→ **What the task requires**:
Reproduce the data below word for word, setting aside any picture it holds.

Website and app data records:
[Start of Attachment]

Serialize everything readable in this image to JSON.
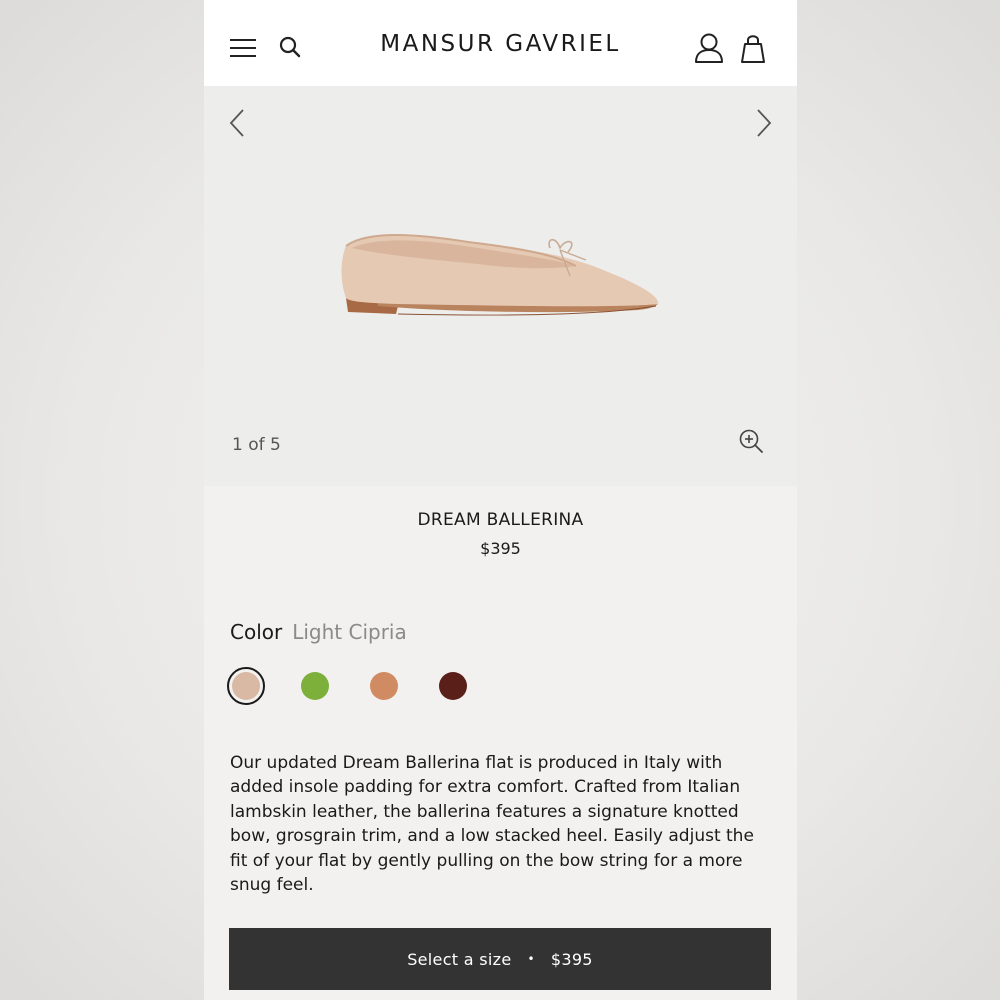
{
  "header": {
    "brand": "MANSUR GAVRIEL",
    "menu_icon": "hamburger-menu-icon",
    "search_icon": "search-icon",
    "account_icon": "account-icon",
    "bag_icon": "shopping-bag-icon"
  },
  "gallery": {
    "counter": "1 of 5",
    "current_index": 1,
    "total": 5,
    "prev_icon": "chevron-left-icon",
    "next_icon": "chevron-right-icon",
    "zoom_icon": "zoom-in-icon",
    "background": "#ededec"
  },
  "product": {
    "name": "DREAM BALLERINA",
    "price": "$395"
  },
  "color": {
    "label": "Color",
    "selected": "Light Cipria",
    "swatches": [
      {
        "color": "#d9b8a4",
        "selected": true
      },
      {
        "color": "#7cb03a",
        "selected": false
      },
      {
        "color": "#d08b62",
        "selected": false
      },
      {
        "color": "#5a1f18",
        "selected": false
      }
    ]
  },
  "description": "Our updated Dream Ballerina flat is produced in Italy with added insole padding for extra comfort. Crafted from Italian lambskin leather, the ballerina features a signature knotted bow, grosgrain trim, and a low stacked heel. Easily adjust the fit of your flat by gently pulling on the bow string for a more snug feel.",
  "cta": {
    "label": "Select a size",
    "separator": "•",
    "price": "$395",
    "background": "#333333"
  }
}
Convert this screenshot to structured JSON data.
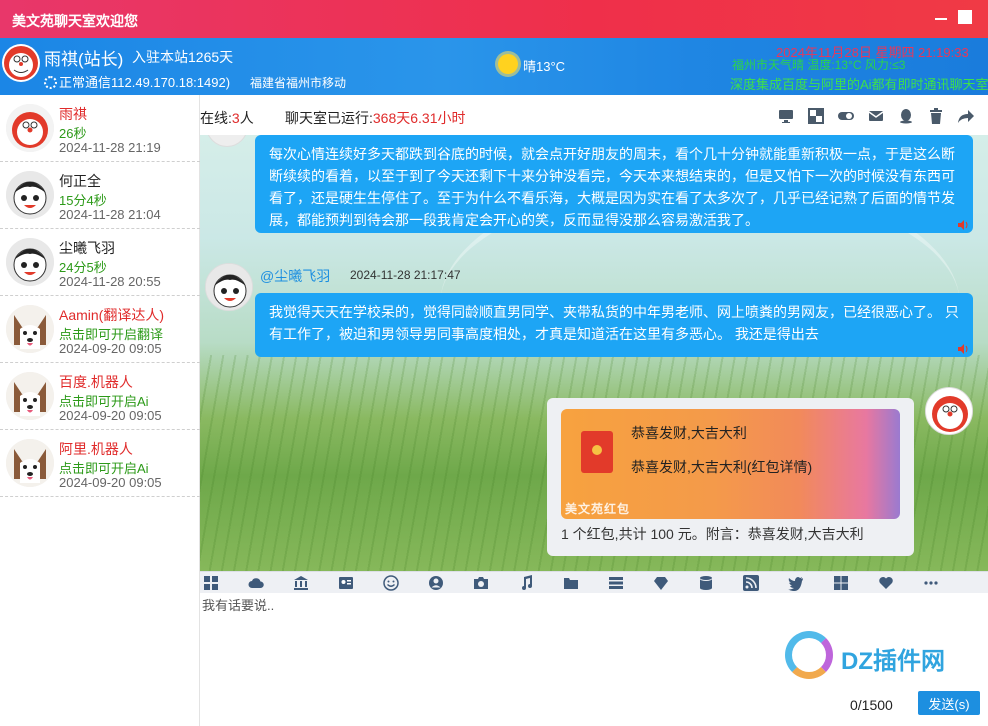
{
  "window": {
    "title": "美文苑聊天室欢迎您"
  },
  "header": {
    "username": "雨祺(站长)",
    "join_info": "入驻本站1265天",
    "connection": "正常通信112.49.170.18:1492)",
    "location": "福建省福州市移动",
    "weather_short": "晴13°C",
    "datetime": "2024年11月28日   星期四   21:19:33",
    "weather_long": "福州市天气晴 温度:13°C 风力:≤3",
    "ad": "深度集成百度与阿里的Ai都有即时通讯聊天室"
  },
  "sidebar": {
    "users": [
      {
        "name": "雨祺",
        "duration": "26秒",
        "date": "2024-11-28 21:19",
        "name_color": "red",
        "avatar": "doraemon-avatar"
      },
      {
        "name": "何正全",
        "duration": "15分4秒",
        "date": "2024-11-28 21:04",
        "name_color": "black",
        "avatar": "cartoon-boy-avatar"
      },
      {
        "name": "尘曦飞羽",
        "duration": "24分5秒",
        "date": "2024-11-28 20:55",
        "name_color": "black",
        "avatar": "cartoon-boy-avatar"
      },
      {
        "name": "Aamin(翻译达人)",
        "duration": "点击即可开启翻译",
        "date": "2024-09-20 09:05",
        "name_color": "red",
        "avatar": "husky-avatar"
      },
      {
        "name": "百度.机器人",
        "duration": "点击即可开启Ai",
        "date": "2024-09-20 09:05",
        "name_color": "red",
        "avatar": "husky-avatar"
      },
      {
        "name": "阿里.机器人",
        "duration": "点击即可开启Ai",
        "date": "2024-09-20 09:05",
        "name_color": "red",
        "avatar": "husky-avatar"
      }
    ]
  },
  "status": {
    "online_label": "在线:",
    "online_count": "3",
    "online_unit": "人",
    "runtime_label": "聊天室已运行:",
    "runtime_value": "368天6.31小时"
  },
  "messages": [
    {
      "text": "每次心情连续好多天都跌到谷底的时候，就会点开好朋友的周末，看个几十分钟就能重新积极一点，于是这么断断续续的看着，以至于到了今天还剩下十来分钟没看完，今天本来想结束的，但是又怕下一次的时候没有东西可看了，还是硬生生停住了。至于为什么不看乐海，大概是因为实在看了太多次了，几乎已经记熟了后面的情节发展，都能预判到待会那一段我肯定会开心的笑，反而显得没那么容易激活我了。"
    },
    {
      "sender": "@尘曦飞羽",
      "time": "2024-11-28 21:17:47",
      "text": "我觉得天天在学校呆的，觉得同龄顺直男同学、夹带私货的中年男老师、网上喷粪的男网友，已经很恶心了。 只有工作了，被迫和男领导男同事高度相处，才真是知道活在这里有多恶心。 我还是得出去"
    }
  ],
  "red_packet": {
    "line1": "恭喜发财,大吉大利",
    "line2": "恭喜发财,大吉大利(红包详情)",
    "brand": "美文苑红包",
    "note": "1 个红包,共计 100 元。附言：恭喜发财,大吉大利"
  },
  "input": {
    "placeholder": "我有话要说..",
    "counter": "0/1500",
    "send_label": "发送(s)"
  },
  "watermark": {
    "text": "DZ插件网"
  },
  "colors": {
    "accent_blue": "#1da5f5",
    "title_red": "#ef2f4a",
    "online_red": "#e02b2b",
    "duration_green": "#2c9a18"
  }
}
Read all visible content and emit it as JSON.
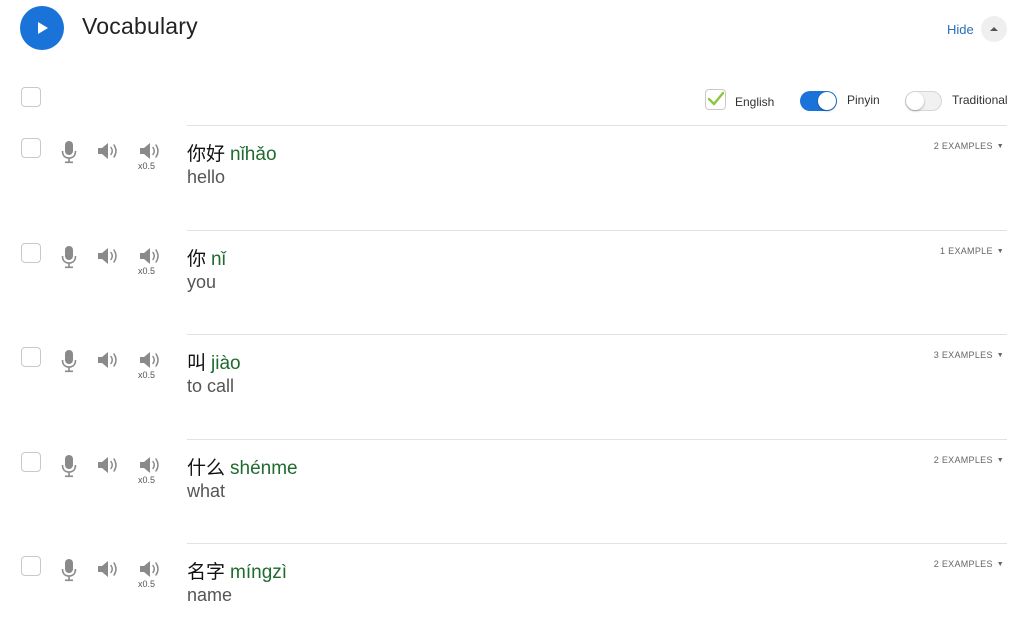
{
  "header": {
    "title": "Vocabulary",
    "hide_label": "Hide"
  },
  "options": {
    "english_label": "English",
    "english_checked": true,
    "pinyin_label": "Pinyin",
    "pinyin_on": true,
    "traditional_label": "Traditional",
    "traditional_on": false
  },
  "words": [
    {
      "hanzi": "你好",
      "pinyin": "nǐhǎo",
      "meaning": "hello",
      "examples": "2 EXAMPLES",
      "slow_label": "x0.5"
    },
    {
      "hanzi": "你",
      "pinyin": "nǐ",
      "meaning": "you",
      "examples": "1 EXAMPLE",
      "slow_label": "x0.5"
    },
    {
      "hanzi": "叫",
      "pinyin": "jiào",
      "meaning": "to call",
      "examples": "3 EXAMPLES",
      "slow_label": "x0.5"
    },
    {
      "hanzi": "什么",
      "pinyin": "shénme",
      "meaning": "what",
      "examples": "2 EXAMPLES",
      "slow_label": "x0.5"
    },
    {
      "hanzi": "名字",
      "pinyin": "míngzì",
      "meaning": "name",
      "examples": "2 EXAMPLES",
      "slow_label": "x0.5"
    }
  ],
  "colors": {
    "accent": "#1a73d9",
    "pinyin": "#1f6b2f",
    "check": "#8cc63f",
    "link": "#2a6fb8"
  },
  "icons": {
    "play": "play-icon",
    "collapse": "chevron-up-icon",
    "mic": "microphone-icon",
    "speaker": "speaker-icon",
    "speaker_slow": "speaker-slow-icon",
    "check": "checkmark-icon",
    "caret": "caret-down-icon"
  }
}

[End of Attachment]

→ **Solution for this task**:
Serialize everything readable in this image to JSON.
{
  "header": {
    "brand": "MANSUR GAVRIEL",
    "menu_icon": "hamburger-menu-icon",
    "search_icon": "search-icon",
    "account_icon": "account-icon",
    "bag_icon": "shopping-bag-icon"
  },
  "gallery": {
    "counter": "1 of 5",
    "current_index": 1,
    "total": 5,
    "prev_icon": "chevron-left-icon",
    "next_icon": "chevron-right-icon",
    "zoom_icon": "zoom-in-icon",
    "background": "#ededec"
  },
  "product": {
    "name": "DREAM BALLERINA",
    "price": "$395"
  },
  "color": {
    "label": "Color",
    "selected": "Light Cipria",
    "swatches": [
      {
        "color": "#d9b8a4",
        "selected": true
      },
      {
        "color": "#7cb03a",
        "selected": false
      },
      {
        "color": "#d08b62",
        "selected": false
      },
      {
        "color": "#5a1f18",
        "selected": false
      }
    ]
  },
  "description": "Our updated Dream Ballerina flat is produced in Italy with added insole padding for extra comfort. Crafted from Italian lambskin leather, the ballerina features a signature knotted bow, grosgrain trim, and a low stacked heel. Easily adjust the fit of your flat by gently pulling on the bow string for a more snug feel.",
  "cta": {
    "label": "Select a size",
    "separator": "•",
    "price": "$395",
    "background": "#333333"
  }
}
Convert this screenshot to structured JSON data.
{
  "window": {
    "title": "美文苑聊天室欢迎您"
  },
  "header": {
    "username": "雨祺(站长)",
    "join_info": "入驻本站1265天",
    "connection": "正常通信112.49.170.18:1492)",
    "location": "福建省福州市移动",
    "weather_short": "晴13°C",
    "datetime": "2024年11月28日   星期四   21:19:33",
    "weather_long": "福州市天气晴 温度:13°C 风力:≤3",
    "ad": "深度集成百度与阿里的Ai都有即时通讯聊天室"
  },
  "sidebar": {
    "users": [
      {
        "name": "雨祺",
        "duration": "26秒",
        "date": "2024-11-28 21:19",
        "name_color": "red",
        "avatar": "doraemon-avatar"
      },
      {
        "name": "何正全",
        "duration": "15分4秒",
        "date": "2024-11-28 21:04",
        "name_color": "black",
        "avatar": "cartoon-boy-avatar"
      },
      {
        "name": "尘曦飞羽",
        "duration": "24分5秒",
        "date": "2024-11-28 20:55",
        "name_color": "black",
        "avatar": "cartoon-boy-avatar"
      },
      {
        "name": "Aamin(翻译达人)",
        "duration": "点击即可开启翻译",
        "date": "2024-09-20 09:05",
        "name_color": "red",
        "avatar": "husky-avatar"
      },
      {
        "name": "百度.机器人",
        "duration": "点击即可开启Ai",
        "date": "2024-09-20 09:05",
        "name_color": "red",
        "avatar": "husky-avatar"
      },
      {
        "name": "阿里.机器人",
        "duration": "点击即可开启Ai",
        "date": "2024-09-20 09:05",
        "name_color": "red",
        "avatar": "husky-avatar"
      }
    ]
  },
  "status": {
    "online_label": "在线:",
    "online_count": "3",
    "online_unit": "人",
    "runtime_label": "聊天室已运行:",
    "runtime_value": "368天6.31小时"
  },
  "messages": [
    {
      "text": "每次心情连续好多天都跌到谷底的时候，就会点开好朋友的周末，看个几十分钟就能重新积极一点，于是这么断断续续的看着，以至于到了今天还剩下十来分钟没看完，今天本来想结束的，但是又怕下一次的时候没有东西可看了，还是硬生生停住了。至于为什么不看乐海，大概是因为实在看了太多次了，几乎已经记熟了后面的情节发展，都能预判到待会那一段我肯定会开心的笑，反而显得没那么容易激活我了。"
    },
    {
      "sender": "@尘曦飞羽",
      "time": "2024-11-28 21:17:47",
      "text": "我觉得天天在学校呆的，觉得同龄顺直男同学、夹带私货的中年男老师、网上喷粪的男网友，已经很恶心了。 只有工作了，被迫和男领导男同事高度相处，才真是知道活在这里有多恶心。 我还是得出去"
    }
  ],
  "red_packet": {
    "line1": "恭喜发财,大吉大利",
    "line2": "恭喜发财,大吉大利(红包详情)",
    "brand": "美文苑红包",
    "note": "1 个红包,共计 100 元。附言：恭喜发财,大吉大利"
  },
  "input": {
    "placeholder": "我有话要说..",
    "counter": "0/1500",
    "send_label": "发送(s)"
  },
  "watermark": {
    "text": "DZ插件网"
  },
  "colors": {
    "accent_blue": "#1da5f5",
    "title_red": "#ef2f4a",
    "online_red": "#e02b2b",
    "duration_green": "#2c9a18"
  }
}
Read all visible content and emit it as JSON.
{
  "header": {
    "title": "Vocabulary",
    "hide_label": "Hide"
  },
  "options": {
    "english_label": "English",
    "english_checked": true,
    "pinyin_label": "Pinyin",
    "pinyin_on": true,
    "traditional_label": "Traditional",
    "traditional_on": false
  },
  "words": [
    {
      "hanzi": "你好",
      "pinyin": "nǐhǎo",
      "meaning": "hello",
      "examples": "2 EXAMPLES",
      "slow_label": "x0.5"
    },
    {
      "hanzi": "你",
      "pinyin": "nǐ",
      "meaning": "you",
      "examples": "1 EXAMPLE",
      "slow_label": "x0.5"
    },
    {
      "hanzi": "叫",
      "pinyin": "jiào",
      "meaning": "to call",
      "examples": "3 EXAMPLES",
      "slow_label": "x0.5"
    },
    {
      "hanzi": "什么",
      "pinyin": "shénme",
      "meaning": "what",
      "examples": "2 EXAMPLES",
      "slow_label": "x0.5"
    },
    {
      "hanzi": "名字",
      "pinyin": "míngzì",
      "meaning": "name",
      "examples": "2 EXAMPLES",
      "slow_label": "x0.5"
    }
  ],
  "colors": {
    "accent": "#1a73d9",
    "pinyin": "#1f6b2f",
    "check": "#8cc63f",
    "link": "#2a6fb8"
  },
  "icons": {
    "play": "play-icon",
    "collapse": "chevron-up-icon",
    "mic": "microphone-icon",
    "speaker": "speaker-icon",
    "speaker_slow": "speaker-slow-icon",
    "check": "checkmark-icon",
    "caret": "caret-down-icon"
  }
}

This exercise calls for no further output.